Federal health minister eases
By Tony Gosgnach
morning-after pill rules
The federal health agency Health Canada is proposing to allow the dispensation of the abortifacient "morning-after pill" levonorgestrel without prescription from a physician and has established a time period ending August 5 for submissions from interested parties on the proposal.
Pro-life advocates note that despite Health Canada claims to the contrary, the pill - distributed in Canada by Montreal-based Paladin Laboratories, a subsidiary of Pharmascience Inc. - is abortifacient in nature at least part of the time, because it ensures an already-conceived human being cannot implant in his mother's uterine wall and thus proceed toward birth.

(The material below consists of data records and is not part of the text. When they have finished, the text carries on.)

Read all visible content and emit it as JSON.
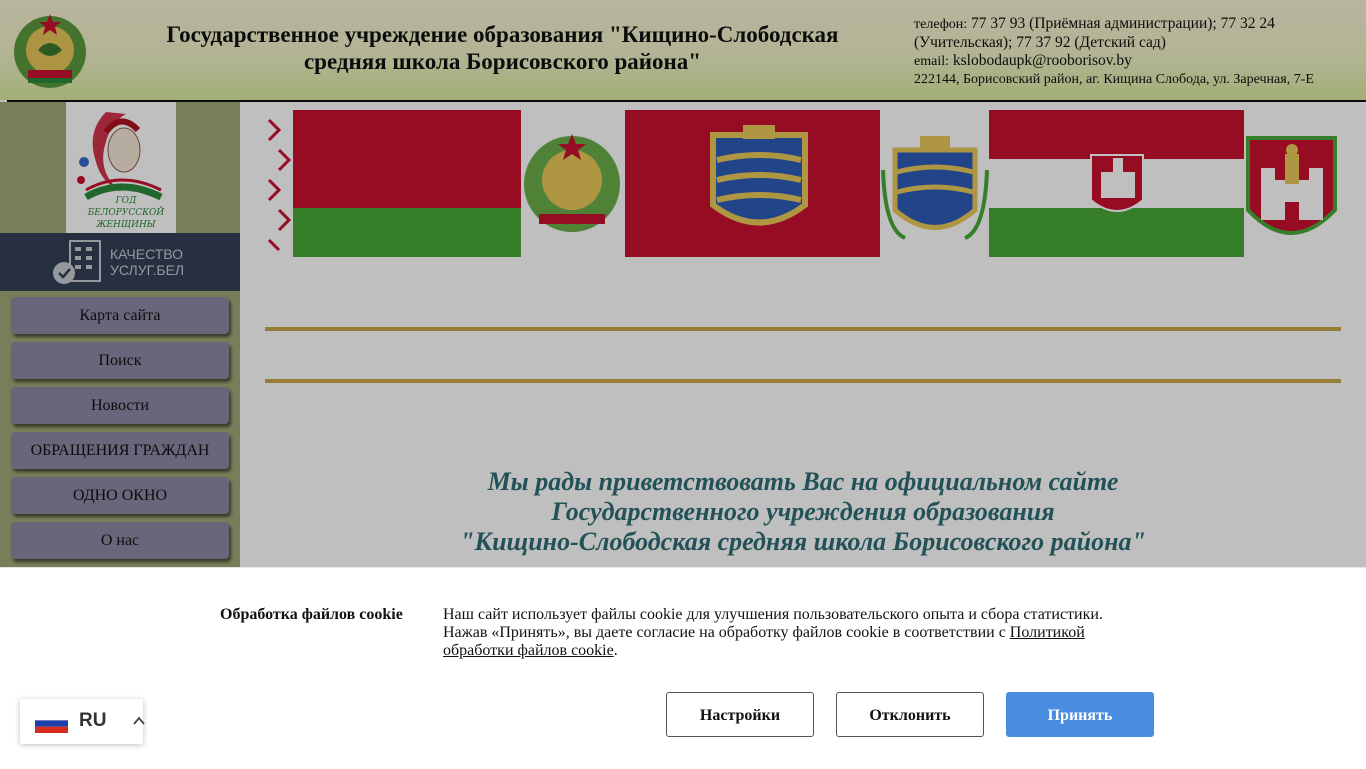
{
  "header": {
    "title": "Государственное учреждение образования \"Кищино-Слободская средняя школа Борисовского района\"",
    "phone_label": "телефон:",
    "phone_value": "77 37 93 (Приёмная администрации); 77 32 24 (Учительская); 77 37 92 (Детский сад)",
    "email_label": "email:",
    "email_value": "kslobodaupk@rooborisov.by",
    "address": "222144, Борисовский район, аг. Кищина Слобода, ул. Заречная, 7-Е"
  },
  "sidebar": {
    "year_logo_line1": "ГОД",
    "year_logo_line2": "БЕЛОРУССКОЙ",
    "year_logo_line3": "ЖЕНЩИНЫ",
    "quality_line1": "КАЧЕСТВО",
    "quality_line2": "УСЛУГ.БЕЛ",
    "items": [
      {
        "label": "Карта сайта"
      },
      {
        "label": "Поиск"
      },
      {
        "label": "Новости"
      },
      {
        "label": "ОБРАЩЕНИЯ ГРАЖДАН"
      },
      {
        "label": "ОДНО ОКНО"
      },
      {
        "label": "О нас"
      }
    ]
  },
  "main": {
    "welcome_line1": "Мы рады приветствовать Вас на официальном сайте",
    "welcome_line2": "Государственного учреждения образования",
    "welcome_line3": "\"Кищино-Слободская средняя школа Борисовского района\""
  },
  "cookie": {
    "title": "Обработка файлов cookie",
    "text_part1": "Наш сайт использует файлы cookie для улучшения пользовательского опыта и сбора статистики. Нажав «Принять», вы даете согласие на обработку файлов cookie в соответствии с ",
    "link_text": "Политикой обработки файлов cookie",
    "text_part2": ".",
    "settings_label": "Настройки",
    "reject_label": "Отклонить",
    "accept_label": "Принять"
  },
  "language": {
    "code": "RU",
    "icon": "russia-flag-icon"
  },
  "colors": {
    "accent": "#4a8de0",
    "welcome_text": "#2e6e74",
    "gold_line": "#c9a94a",
    "quality_bg": "#354056",
    "nav_button": "#8d87a3"
  }
}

It is for that reason, and because of potentially deleterious health effects on the mother, that pro-life advocates are opposing the change in status. In the U.S., the Food and Drug Administration recently decided against allowing the availability of the morning-after pill without a prescription, because the safety of its use by young girls without a doctor's supervision has not been established.
According to Mike Izzotti, national co-ordinator for Pharmacists for Life International - Canada, the current Health Canada proposal shows a "blatant disregard" for the health of this country's citizens.

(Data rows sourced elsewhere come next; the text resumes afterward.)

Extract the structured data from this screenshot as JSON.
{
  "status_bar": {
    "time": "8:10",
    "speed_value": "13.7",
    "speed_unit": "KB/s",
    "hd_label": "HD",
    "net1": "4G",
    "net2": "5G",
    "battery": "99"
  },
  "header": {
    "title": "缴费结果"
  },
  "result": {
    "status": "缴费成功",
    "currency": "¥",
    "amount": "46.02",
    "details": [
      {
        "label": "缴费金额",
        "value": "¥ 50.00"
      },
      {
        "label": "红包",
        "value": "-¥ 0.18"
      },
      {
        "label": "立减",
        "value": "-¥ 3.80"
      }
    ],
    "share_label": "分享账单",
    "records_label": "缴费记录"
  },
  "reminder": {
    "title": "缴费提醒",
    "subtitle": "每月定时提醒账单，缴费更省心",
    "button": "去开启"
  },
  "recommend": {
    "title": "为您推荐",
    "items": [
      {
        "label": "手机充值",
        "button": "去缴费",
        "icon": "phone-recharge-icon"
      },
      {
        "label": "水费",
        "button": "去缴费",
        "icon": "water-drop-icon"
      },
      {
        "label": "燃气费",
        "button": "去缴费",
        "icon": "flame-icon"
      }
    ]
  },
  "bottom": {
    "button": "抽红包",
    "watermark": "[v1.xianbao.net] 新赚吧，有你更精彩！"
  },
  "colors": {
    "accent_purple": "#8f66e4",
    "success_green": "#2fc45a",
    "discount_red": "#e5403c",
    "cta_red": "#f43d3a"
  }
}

"The dangerous medical consequences to women of taking this high a dose of a steroid hormone - 50 times the dose of a daily birth-control pill - are obviously being overlooked by government officials," said Izzotti. This amounts to "a chemical assault on women and their unborn children, as well as an insult to the trusted health care profession of pharmacy."
Izzotti noted that some of the potential effects of the morning-after pill include an increase in ectopic pregnancies, increased susceptibility to sexually transmitted diseases, blood clots and cervical cancer in women already infected with human papillomavirus.

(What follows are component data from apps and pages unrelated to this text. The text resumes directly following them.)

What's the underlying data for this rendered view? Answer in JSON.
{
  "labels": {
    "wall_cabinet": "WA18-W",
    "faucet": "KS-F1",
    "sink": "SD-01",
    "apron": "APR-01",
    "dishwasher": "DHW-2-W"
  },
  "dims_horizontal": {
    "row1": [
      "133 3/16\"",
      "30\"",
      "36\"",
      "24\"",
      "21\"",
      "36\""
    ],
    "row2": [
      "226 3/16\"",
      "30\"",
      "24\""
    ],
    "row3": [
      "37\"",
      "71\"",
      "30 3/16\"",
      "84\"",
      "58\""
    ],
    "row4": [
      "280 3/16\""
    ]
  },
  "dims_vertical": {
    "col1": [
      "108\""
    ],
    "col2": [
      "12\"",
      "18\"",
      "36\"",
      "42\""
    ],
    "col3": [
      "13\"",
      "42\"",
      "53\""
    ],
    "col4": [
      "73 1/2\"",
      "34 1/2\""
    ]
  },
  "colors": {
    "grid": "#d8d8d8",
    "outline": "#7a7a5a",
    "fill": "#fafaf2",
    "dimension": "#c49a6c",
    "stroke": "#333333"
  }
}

He also criticized Health Canada's "deceptiveness" in referring to the morning-after pill as an "emergency contraceptive." A more accurate term, he said, would be "post-coital interception," as the same agency called it in a 1994 report on oral contraceptives.
"Many vulnerable women will be the recipients of this chemical procedure and even be coerced into taking this drug, without being informed of its abortifacient properties," said Izzotti.
Canadian Physicians for Life, in a 2000 statement, observed that "the common description of the MAP as 'emergency contraception' fails to accurately describe its abortifacient action and is misleading the public … The confusion is aggravated by the current attempt to re-define pregnancy as occurring after implantation."
The organization added that "the potential long-term impact of these high-hormone doses, especially when used repeatedly, is worrisome and not being adequately addressed."
The U.S.-based Population Research Institute has produced an in-depth, 65-page report on "Why the U.S. Food and Drug Administration Should Not Approve the Over-the Counter Distribution of Morning After Pills," available freely on the internet at www.pop.org/under_the_table.pdf (the Adobe Acrobat program is required to view the document). A summary of the report can be found at http://www.pop.org/main.cfm?EID=552.
Pro-life advocates can use this information, as well as other articles that can be found through a search on LifeSite (www.lifesite.net), to compose a submission to the federal Department of Health opposing the availability of levonorgestrel without a doctor's prescription.
Submissions can be sent, by August 5, to: Karen Ash, Policy Division, Bureau of Policy, Therapeutic Products Directorate, Department of Health, Address Locator 3102C5, 1600 Scott St., Holland Cross, Tower B, 2nd Floor, Ottawa, Ont., K1A 0K9. Tel: (613) 957-6455; fax: (613) 941-6458; e-mail: firstname.lastname@example.org.